◆ **Assigned task**
A word-for-word copy of the records is needed, with every picture left out.

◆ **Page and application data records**
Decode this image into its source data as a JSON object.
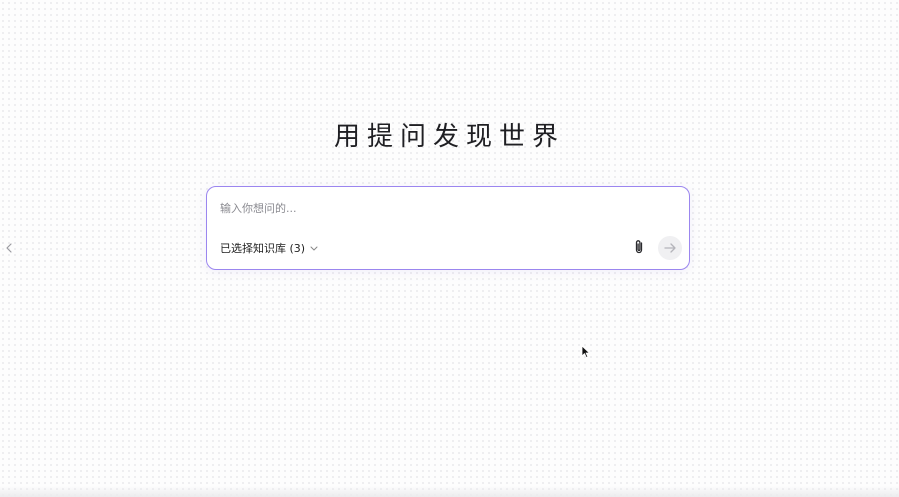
{
  "headline": "用提问发现世界",
  "chat": {
    "placeholder": "输入你想问的...",
    "knowledge_base_label": "已选择知识库 (3)"
  },
  "icons": {
    "sidebar_toggle": "chevron-left-icon",
    "kb_dropdown": "chevron-down-icon",
    "attach": "paperclip-icon",
    "send": "arrow-right-icon",
    "cursor": "mouse-pointer-icon"
  },
  "colors": {
    "accent_border": "#9b86ef",
    "send_bg": "#f0f0f2"
  }
}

◆ **Exercise output**
Decode this image into its source data as a JSON object.
{
  "headline": "用提问发现世界",
  "chat": {
    "placeholder": "输入你想问的...",
    "knowledge_base_label": "已选择知识库 (3)"
  },
  "icons": {
    "sidebar_toggle": "chevron-left-icon",
    "kb_dropdown": "chevron-down-icon",
    "attach": "paperclip-icon",
    "send": "arrow-right-icon",
    "cursor": "mouse-pointer-icon"
  },
  "colors": {
    "accent_border": "#9b86ef",
    "send_bg": "#f0f0f2"
  }
}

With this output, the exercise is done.